By Juan Garcia, MCLP Class 2012I have always thought one of the most important goals of humankind is harmony. Sounds natural, right? Everybody living together in perfect harmony, accepting, helping, and caring about each other and being truly happy about each other’s accomplishments. Those sentiments were reflected on a Strengths Finder assessment I took in 2006. Harmony was on my top five, it actually ranked first or second. I was constantly pursuing it, achieving it, living it.
My approach was simple. There was no room for pointless conflict. For some reason I was always able to find my coveted common ground, keeping futile confrontations away and focusing on the bigger picture. I was the mediator, the negotiator, the glue that held everything together. My life aligned exactly with how the strengths finder book describes it: “we are all in the same boat, and we need this boat to get where we are going. It is a good boat. There is no need to rock it just to show that you can.”Before I continue, I think it is important to clarify that I don’t shy away from conflict.

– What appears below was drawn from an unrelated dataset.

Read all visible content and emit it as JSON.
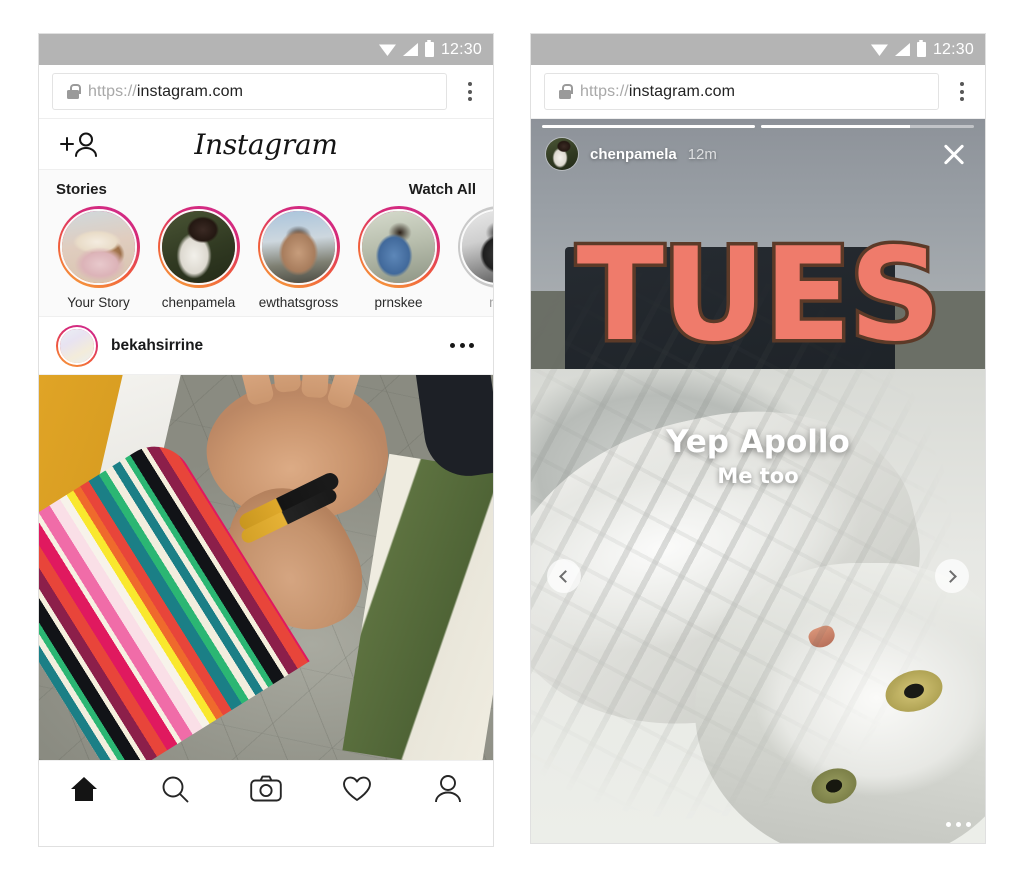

I think there is value in conflict as long as it is intended to challenge each other, help grow, and improve. I am not talking about that kind of positive conflict. I refer to people rocking the boat just to show they can.

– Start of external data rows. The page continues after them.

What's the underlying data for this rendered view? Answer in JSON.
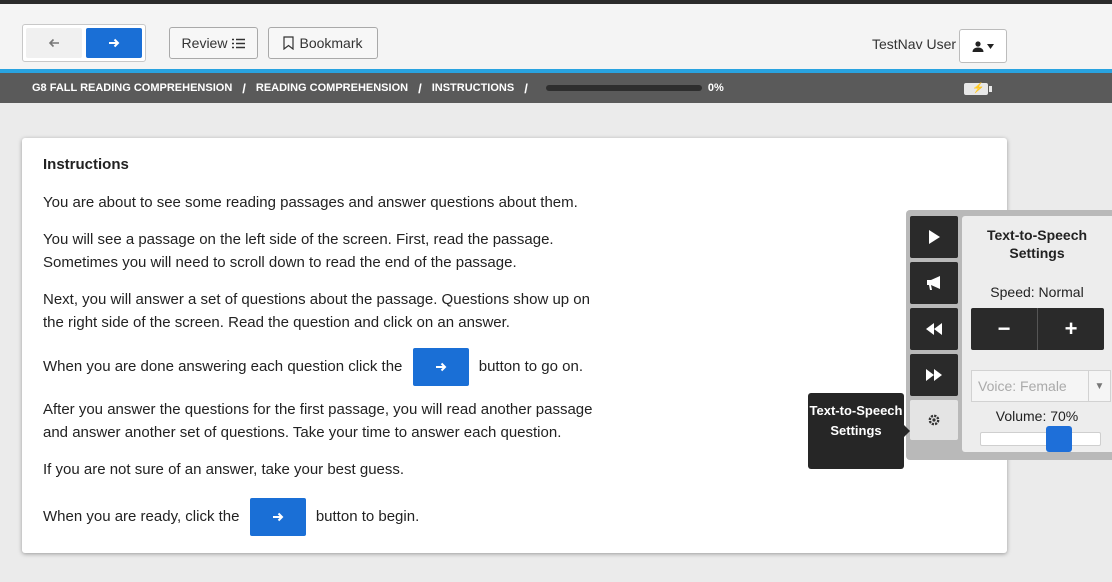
{
  "toolbar": {
    "back_icon": "arrow-left-icon",
    "forward_icon": "arrow-right-icon",
    "review_label": "Review",
    "review_icon": "list-icon",
    "bookmark_label": "Bookmark",
    "bookmark_icon": "bookmark-icon",
    "user_name": "TestNav User",
    "user_icon": "person-icon",
    "user_caret": "chevron-down-icon",
    "accent_color": "#1a6fd6"
  },
  "breadcrumb": {
    "items": [
      "G8 FALL READING COMPREHENSION",
      "READING COMPREHENSION",
      "INSTRUCTIONS"
    ],
    "separator": "/",
    "progress_value": 0,
    "progress_text": "0%",
    "battery_icon": "battery-charging-icon"
  },
  "content": {
    "heading": "Instructions",
    "p1": "You are about to see some reading passages and answer questions about them.",
    "p2_line1": "You will see a passage on the left side of the screen. First, read the passage.",
    "p2_line2": "Sometimes you will need to scroll down to read the end of the passage.",
    "p3_line1": "Next, you will answer a set of questions about the passage. Questions show up on",
    "p3_line2": "the right side of the screen. Read the question and click on an answer.",
    "p4_before": "When you are done answering each question click the",
    "p4_after": "button to go on.",
    "p5_line1": "After you answer the questions for the first passage, you will read another passage",
    "p5_line2": "and answer another set of questions. Take your time to answer each question.",
    "p6": "If you are not sure of an answer, take your best guess.",
    "p7_before": "When you are ready, click the",
    "p7_after": "button to begin."
  },
  "tts": {
    "controls": [
      "play-icon",
      "megaphone-icon",
      "rewind-icon",
      "fast-forward-icon",
      "gear-icon"
    ],
    "title": "Text-to-Speech Settings",
    "speed_label": "Speed: Normal",
    "minus_label": "−",
    "plus_label": "+",
    "voice_label": "Voice: Female",
    "volume_label": "Volume: 70%",
    "volume_value": 0.7,
    "tooltip": "Text-to-Speech Settings"
  }
}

After I took the first Strengths finder, a series of personal and professional situations made me realize some people need chaos and conflict in their lives as much as I need and value harmony. I still don’t understand why would anybody prefer conflict over harmony but trust me, some people do. I think they just need it so they can feel alive. According to my observations, some people may just be addicted to pointless conflict just like some people are addicted to adrenaline. I started thinking about how much energy I was spending (wasting?) fostering harmony among those around me.I started suspecting this when regardless of the situation people addicted to conflict always found a way to disrupt my harmony. It didn’t matter what the situation was, there was always a reason to start a new conflict. It was clear to me that these conflicts were not to challenge each other, to improve, to advance. Conflict was being created simply because it was too calm or quiet for their liking. At some point, which I don’t know exactly when, I involuntarily stopped working so much on the pursuit of harmony. I didn’t want to waste all my energy in something with so many variables out of my control and with such a short-lasting result, especially when I needed it to last because my other dominant strengths is “achiever”.
I did not make this change purposely; I think I just learned to live with worthless conflict in my life by effectively blocking it along with the people creating it. I was able to move forward by focusing on the positive of the situation. I didn’t realize I had made this adjustment until I took the Strengths Finder assessment again in 2011 as part of the MCLP. This was my greatest finding this time around. At that point everything clicked; I realized the involuntary change I had made. I was so surprised when Harmony was not listed on my top five that I immediately started thinking about it: Was it a defense mechanism? Was I evolving? Was I taking the easy way out? Unfortunately the more I think about it, the more unanswered questions I have. I feel like maybe I gave up on one of my true beliefs because I didn’t want to fight that battle. I am still thinking about it, I am still a work in progress and I hope this is just part of my evolution as a human being and not just that I am “devolving”.I wanted to share this because I would like to know what has been your greatest finding about yourself so far from the self assessment tests we have taken or the discussions we have had.